--- Records for the task Enclosed Below ---

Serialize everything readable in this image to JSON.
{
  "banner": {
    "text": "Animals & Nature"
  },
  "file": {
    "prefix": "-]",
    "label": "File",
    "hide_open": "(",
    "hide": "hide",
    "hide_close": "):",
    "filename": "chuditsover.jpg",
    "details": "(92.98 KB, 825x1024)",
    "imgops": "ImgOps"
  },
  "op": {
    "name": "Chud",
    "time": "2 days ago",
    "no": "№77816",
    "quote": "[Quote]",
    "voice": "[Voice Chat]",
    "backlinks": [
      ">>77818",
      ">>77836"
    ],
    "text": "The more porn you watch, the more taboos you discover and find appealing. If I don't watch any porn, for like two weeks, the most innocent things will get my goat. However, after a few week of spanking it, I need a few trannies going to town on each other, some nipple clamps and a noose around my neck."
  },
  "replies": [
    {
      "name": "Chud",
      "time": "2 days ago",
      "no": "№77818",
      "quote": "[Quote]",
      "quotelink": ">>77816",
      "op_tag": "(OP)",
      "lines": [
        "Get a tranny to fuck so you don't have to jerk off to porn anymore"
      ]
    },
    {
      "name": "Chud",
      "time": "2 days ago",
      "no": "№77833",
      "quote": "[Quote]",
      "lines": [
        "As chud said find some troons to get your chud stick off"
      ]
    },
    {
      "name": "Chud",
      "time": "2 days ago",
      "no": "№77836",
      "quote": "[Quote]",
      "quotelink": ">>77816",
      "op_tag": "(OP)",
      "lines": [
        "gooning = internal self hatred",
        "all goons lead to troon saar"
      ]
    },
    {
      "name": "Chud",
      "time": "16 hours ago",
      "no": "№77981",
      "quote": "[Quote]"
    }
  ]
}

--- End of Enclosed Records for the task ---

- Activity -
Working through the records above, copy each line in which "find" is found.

- Reply -
    "text": "The more porn you watch, the more taboos you discover and find appealing. If I don't watch any porn, for like two weeks, the most innocent things will get my goat. However, after a few week of spanking it, I need a few trannies going to town on each other, some nipple clamps and a noose around my neck."
        "As chud said find some troons to get your chud stick off"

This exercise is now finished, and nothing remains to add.